“For a low-income family that is difficult, and we did robocalls and there was information stating not to spend all of their assistance, but there was incorrect media information that said the money would be taken off of the card if it was not spent. A lot of the funding that was on their cards is going to be gone, and within the next week or so, they would have spent most of the money,” said Coston.
The department’s concern is whether individuals will run out of food before the next distribution can occur. If the state is unable to provide allocations for February and March, Orange County’s DSS plans to utilize food pantries and drives.
According to the Feb. 5 board meeting agenda, Coston proposed that the county hold $100,000 from the Social Justice Funds for food if the demand exceeds current food programs’ capacity.
“We expect the impact to hit in a week or two, and that is why we requested the $100,000. Obviously that is not enough to pay for what you would normally get, but they did get their allocations, it is just with all of the misinformation, there can be a lot of anxiety and food insecurity it could have created,” said Coston.
Funding for 2018-2019 HOME Investment Partnership Program projects would also be delayed. Such projects are occurring under the Orange County Department of Housing and Community Development and include funding for nonprofit organizations like Habitat for Humanity, Community Home Trust and EmPOWERment, Inc.
“We receive annual funding from the (U.S.) Department of Housing and Urban Development, and we executed a grant agreement, but we could not draw down any funds. While the funds were not lost, they were delayed to those projects, and there were four projects to various local nonprofits,” said Sherrill Hampton, director of Orange County’s Housing and Community Development Department.
Some of these projects involve home ownership, providing second mortgages, rental acquisition and funding for Rapid Re-Housing. However, the application process for these programs had not started, so no one was affected, Hampton said.
Since the shutdown has ended, the H&CD has been working to complete environmental assessments and organize these projects within HUD’s electronic system, according to Hampton.
Hampton said the Section 8 Housing Choice Voucher Program, a rental assistance program, was also unaffected.
“The housing voucher was not affected during the shutdown because HUD had made arrangements right at the shutdown to pay January and February," said Hampton.
As another federal shutdown could begin Friday, Feb. 15, both departments are preparing for more impacts.
“We are trying to figure out how best to ensure that does not happen. It would be very difficult for county government to make up what we get from the federal government,” said Coston.
Hampton said H&CD would need to seek more assistance from the Board if another shutdown is approved.
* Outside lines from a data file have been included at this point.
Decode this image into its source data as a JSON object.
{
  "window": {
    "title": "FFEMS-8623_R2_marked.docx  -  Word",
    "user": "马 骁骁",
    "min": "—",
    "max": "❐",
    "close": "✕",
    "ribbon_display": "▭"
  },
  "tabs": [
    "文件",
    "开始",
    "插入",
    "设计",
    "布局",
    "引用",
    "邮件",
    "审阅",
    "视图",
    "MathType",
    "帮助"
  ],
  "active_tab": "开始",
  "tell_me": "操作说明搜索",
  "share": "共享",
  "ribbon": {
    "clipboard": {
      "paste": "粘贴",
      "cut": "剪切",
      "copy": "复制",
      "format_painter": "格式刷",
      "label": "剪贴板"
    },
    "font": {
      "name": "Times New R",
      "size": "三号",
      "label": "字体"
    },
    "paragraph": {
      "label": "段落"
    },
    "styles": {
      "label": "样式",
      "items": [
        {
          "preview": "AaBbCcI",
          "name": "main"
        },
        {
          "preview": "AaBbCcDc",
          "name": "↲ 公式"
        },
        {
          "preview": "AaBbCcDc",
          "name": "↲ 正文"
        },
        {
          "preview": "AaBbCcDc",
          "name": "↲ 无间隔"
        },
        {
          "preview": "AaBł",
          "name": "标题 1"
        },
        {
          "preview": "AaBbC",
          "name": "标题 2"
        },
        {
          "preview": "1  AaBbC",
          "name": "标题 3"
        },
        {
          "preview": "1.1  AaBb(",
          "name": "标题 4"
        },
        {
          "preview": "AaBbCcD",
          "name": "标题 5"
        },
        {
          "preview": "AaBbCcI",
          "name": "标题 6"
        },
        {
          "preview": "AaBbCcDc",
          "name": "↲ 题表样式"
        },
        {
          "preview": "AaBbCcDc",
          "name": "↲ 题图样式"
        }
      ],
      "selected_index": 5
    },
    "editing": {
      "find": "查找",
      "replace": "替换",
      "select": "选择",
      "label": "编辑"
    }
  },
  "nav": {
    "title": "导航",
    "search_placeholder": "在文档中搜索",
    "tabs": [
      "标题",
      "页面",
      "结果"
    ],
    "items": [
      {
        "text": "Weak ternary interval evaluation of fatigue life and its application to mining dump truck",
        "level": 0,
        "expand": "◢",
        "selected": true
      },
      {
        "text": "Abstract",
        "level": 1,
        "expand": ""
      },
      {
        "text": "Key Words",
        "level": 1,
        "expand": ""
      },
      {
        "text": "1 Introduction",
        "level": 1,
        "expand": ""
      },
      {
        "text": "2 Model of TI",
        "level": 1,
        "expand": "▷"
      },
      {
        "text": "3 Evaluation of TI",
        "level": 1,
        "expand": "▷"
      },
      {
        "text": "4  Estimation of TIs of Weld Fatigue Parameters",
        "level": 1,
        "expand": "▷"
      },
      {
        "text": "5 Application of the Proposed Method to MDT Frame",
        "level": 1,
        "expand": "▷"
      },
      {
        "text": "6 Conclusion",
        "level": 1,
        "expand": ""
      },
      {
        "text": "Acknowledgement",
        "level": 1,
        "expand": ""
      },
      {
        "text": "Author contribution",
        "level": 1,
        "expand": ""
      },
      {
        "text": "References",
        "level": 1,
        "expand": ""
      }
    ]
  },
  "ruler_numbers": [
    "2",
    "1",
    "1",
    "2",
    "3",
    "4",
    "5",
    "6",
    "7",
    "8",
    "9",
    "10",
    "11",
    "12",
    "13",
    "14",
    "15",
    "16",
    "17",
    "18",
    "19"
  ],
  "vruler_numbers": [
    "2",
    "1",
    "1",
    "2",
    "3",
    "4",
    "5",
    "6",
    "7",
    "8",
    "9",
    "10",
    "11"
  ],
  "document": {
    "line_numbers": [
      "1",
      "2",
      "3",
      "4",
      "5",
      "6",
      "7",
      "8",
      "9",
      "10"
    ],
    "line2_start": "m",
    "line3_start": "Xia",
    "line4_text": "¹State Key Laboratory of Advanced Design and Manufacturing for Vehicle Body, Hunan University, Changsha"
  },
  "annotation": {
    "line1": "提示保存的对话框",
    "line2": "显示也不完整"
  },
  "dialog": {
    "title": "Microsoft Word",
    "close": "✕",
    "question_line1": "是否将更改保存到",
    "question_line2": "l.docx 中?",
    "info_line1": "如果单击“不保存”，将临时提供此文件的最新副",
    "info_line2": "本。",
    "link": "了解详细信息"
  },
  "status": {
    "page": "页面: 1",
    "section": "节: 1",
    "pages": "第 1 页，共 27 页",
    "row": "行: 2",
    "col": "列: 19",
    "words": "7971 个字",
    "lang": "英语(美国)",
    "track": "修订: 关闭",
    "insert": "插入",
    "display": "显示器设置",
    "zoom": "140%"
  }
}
Coston said another shutdown could further disrupt the food supply for USDA programs and cause a higher level of food insecurity.